If you’re like most parents going through a divorce, your primary concern is for your children. Where will they live? Who will get to make the important decisions that affect their lives?
Many people in situations similar to yours find that it’s best to work with a Chino Hills child custody lawyer who understands how the California court system works and how our laws apply in specific situations.
There are two types of child custody in the state of California: physical and legal. Each carries different rights and responsibilities, but in many cases, parents share both types.
Physical custody refers to where your children live for most or all of the time. Often, parents share physical custody; if they don’t, kids live primarily with one parent while visiting the other.
In rare cases, physical custody is only awarded to one parent without awarding the other parent with visitation or parenting time.
Typically, physical custody and visitation are worked out in a custody agreement. Some families choose for children to live with one parent throughout the week, particularly when they’re in school, and alternate weekends and some weeknights with the other parent. However, every family’s situation is different, and what works for one family may not work for yours.
In many cases, parents share legal custody. Legal custody refers to the obligations and rights that each parent has to make important decisions for their children, including healthcare, religion and education.
Although child support orders are completely separate from child custody orders, the amount of time your children spend with each parent will have a direct impact on the amount of child support that changes hands. Generally, the parent with whom the children reside receives child support.
California has a very specific formula for determining child support. The formula is based on each parent’s income, the number of children the two parents share, and a number of other factors.

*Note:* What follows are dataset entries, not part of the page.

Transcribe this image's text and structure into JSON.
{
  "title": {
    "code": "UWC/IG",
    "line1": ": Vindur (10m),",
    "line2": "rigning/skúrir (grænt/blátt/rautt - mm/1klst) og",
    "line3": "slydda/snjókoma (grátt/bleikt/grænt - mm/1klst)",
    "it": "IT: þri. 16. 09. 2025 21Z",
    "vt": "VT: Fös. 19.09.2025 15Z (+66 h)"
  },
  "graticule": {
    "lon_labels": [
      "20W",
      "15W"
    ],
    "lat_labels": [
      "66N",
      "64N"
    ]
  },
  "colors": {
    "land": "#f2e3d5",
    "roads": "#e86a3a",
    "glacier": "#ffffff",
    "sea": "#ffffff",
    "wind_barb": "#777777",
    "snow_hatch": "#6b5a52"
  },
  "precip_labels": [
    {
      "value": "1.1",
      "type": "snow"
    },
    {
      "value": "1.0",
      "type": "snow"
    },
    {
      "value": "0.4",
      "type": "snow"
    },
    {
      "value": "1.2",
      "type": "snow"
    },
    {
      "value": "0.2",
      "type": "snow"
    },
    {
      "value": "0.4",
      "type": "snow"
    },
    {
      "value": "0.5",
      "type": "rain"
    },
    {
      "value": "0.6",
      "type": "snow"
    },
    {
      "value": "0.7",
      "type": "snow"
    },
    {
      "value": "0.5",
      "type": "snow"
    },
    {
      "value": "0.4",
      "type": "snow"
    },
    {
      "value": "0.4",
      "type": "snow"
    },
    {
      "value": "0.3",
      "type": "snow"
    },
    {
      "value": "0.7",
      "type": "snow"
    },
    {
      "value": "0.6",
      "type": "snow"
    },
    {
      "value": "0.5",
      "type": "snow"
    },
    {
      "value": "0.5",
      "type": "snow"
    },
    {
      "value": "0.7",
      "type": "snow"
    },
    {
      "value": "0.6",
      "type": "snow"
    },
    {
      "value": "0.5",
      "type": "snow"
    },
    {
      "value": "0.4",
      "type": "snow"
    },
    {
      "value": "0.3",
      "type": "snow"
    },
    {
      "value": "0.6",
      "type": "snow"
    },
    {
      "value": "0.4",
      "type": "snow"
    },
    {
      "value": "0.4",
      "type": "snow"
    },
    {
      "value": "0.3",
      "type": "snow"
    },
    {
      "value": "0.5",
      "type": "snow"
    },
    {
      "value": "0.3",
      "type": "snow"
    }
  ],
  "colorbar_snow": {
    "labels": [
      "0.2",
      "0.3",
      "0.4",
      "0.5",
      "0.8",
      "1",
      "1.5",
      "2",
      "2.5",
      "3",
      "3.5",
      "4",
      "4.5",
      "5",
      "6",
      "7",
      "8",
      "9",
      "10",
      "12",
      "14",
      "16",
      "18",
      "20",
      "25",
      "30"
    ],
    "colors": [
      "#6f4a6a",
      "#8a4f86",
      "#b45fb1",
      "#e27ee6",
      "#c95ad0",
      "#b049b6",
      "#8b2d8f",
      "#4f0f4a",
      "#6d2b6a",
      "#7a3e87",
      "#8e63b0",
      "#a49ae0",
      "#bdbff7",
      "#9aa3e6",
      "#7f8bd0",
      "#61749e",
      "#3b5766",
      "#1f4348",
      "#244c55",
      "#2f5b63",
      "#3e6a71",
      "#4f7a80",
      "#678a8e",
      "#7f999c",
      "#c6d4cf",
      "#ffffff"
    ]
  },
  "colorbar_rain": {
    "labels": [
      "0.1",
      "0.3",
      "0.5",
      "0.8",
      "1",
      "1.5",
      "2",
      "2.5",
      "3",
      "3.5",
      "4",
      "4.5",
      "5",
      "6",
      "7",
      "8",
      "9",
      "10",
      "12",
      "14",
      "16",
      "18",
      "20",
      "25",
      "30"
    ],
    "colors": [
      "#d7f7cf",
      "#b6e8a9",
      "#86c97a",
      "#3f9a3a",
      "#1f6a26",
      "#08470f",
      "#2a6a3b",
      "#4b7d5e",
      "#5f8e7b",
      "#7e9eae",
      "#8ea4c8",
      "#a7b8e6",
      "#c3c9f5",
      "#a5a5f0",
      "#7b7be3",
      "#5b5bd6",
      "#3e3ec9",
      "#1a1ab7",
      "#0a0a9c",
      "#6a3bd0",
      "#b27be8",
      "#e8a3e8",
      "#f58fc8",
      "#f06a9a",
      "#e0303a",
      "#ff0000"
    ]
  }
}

Your attorney will probably tell you that it’s best if you and your ex can decide an fair custody agreement on your own, without the judge’s intervention.
Although judges do their best to remain fair and impartial when determining custody, nobody knows your family as you do. You and your ex are best qualified to work out an arrangement that benefits your kids.
It can be extremely difficult to deal with your ex-spouse, particularly if he or she is combative. However, remember that your children love both of you – and it’s best if they are able to foster a healthy relationship with each of you, as well.
If you and your ex cannot reach an agreement on your own, the judge will be forced to make a decision for you. The judge’s primary concern will be the best interests of the child, regardless of what you and your ex-spouse want.
The courts must consider a number of factors to determine what’s right for your child or children, including:
In some cases, the judge will order a 730 Evaluation to help determine what is best for your child or children.
A 730 Evaluation is nothing to fear. Typically, no home visits are required. You, your ex-spouse and your child (four children) will visit the evaluator’s office, and you’ll all be interviewed separately.
If you are having a tough time working out the custody agreement with your ex-spouse, it may be a good idea to call a Chino Hills child custody lawyer for help.